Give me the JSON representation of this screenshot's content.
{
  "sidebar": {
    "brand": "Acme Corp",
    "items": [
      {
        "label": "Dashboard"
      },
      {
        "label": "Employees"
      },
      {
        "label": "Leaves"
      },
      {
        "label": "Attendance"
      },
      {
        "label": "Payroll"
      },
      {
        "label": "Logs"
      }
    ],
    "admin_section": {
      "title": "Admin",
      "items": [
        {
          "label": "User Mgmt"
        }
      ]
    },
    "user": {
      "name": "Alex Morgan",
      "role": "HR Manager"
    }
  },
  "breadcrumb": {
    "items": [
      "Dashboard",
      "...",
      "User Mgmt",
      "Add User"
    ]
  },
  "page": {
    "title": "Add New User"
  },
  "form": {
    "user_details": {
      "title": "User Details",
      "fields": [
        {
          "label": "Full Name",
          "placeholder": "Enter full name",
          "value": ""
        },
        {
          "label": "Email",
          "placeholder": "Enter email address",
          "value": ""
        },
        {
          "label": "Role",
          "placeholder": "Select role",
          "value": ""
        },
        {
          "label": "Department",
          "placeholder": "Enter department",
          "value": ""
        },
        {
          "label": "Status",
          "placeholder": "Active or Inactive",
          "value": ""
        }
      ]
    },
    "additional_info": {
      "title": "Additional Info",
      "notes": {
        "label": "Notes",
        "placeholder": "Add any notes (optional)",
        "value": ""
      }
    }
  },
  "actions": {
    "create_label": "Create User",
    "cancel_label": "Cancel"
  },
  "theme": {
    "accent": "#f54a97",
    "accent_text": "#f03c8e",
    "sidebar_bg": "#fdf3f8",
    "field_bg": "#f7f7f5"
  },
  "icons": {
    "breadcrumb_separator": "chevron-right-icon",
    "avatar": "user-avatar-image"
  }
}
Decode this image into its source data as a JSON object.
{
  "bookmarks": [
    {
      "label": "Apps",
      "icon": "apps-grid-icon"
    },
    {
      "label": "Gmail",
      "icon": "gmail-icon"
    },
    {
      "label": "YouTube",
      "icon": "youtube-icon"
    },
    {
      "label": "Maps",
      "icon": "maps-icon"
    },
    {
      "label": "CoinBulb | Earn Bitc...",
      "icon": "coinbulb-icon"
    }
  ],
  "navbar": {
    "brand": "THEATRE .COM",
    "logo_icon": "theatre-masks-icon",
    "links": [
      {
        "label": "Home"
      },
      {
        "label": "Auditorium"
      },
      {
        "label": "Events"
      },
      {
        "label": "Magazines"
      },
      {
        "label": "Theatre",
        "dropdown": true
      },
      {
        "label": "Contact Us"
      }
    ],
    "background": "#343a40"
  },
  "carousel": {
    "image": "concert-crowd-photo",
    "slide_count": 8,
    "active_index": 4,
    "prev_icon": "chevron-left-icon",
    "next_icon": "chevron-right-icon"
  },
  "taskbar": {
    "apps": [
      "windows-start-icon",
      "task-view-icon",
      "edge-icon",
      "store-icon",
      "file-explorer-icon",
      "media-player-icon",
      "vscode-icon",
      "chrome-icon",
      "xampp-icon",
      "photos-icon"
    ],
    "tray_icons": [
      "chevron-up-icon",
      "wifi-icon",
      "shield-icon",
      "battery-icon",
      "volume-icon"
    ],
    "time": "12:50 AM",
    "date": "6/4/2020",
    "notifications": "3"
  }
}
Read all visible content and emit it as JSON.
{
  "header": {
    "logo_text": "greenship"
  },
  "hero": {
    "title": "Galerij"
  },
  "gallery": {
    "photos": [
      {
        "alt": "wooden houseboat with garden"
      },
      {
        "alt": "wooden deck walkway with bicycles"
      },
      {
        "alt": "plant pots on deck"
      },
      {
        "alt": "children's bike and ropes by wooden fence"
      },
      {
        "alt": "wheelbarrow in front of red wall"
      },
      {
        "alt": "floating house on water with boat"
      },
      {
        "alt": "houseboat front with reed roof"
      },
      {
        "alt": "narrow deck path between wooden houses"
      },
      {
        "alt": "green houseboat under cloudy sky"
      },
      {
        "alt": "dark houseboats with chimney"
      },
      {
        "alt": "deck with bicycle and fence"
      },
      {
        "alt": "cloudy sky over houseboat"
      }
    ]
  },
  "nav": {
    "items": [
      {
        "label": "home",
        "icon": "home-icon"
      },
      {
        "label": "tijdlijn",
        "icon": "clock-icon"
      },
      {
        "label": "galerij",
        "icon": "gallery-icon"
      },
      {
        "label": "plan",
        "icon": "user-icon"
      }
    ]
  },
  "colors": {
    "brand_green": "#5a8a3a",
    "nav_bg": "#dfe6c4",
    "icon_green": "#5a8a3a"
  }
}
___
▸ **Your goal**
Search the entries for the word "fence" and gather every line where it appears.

▸ **Task output**
        "alt": "children's bike and ropes by wooden fence"
        "alt": "deck with bicycle and fence"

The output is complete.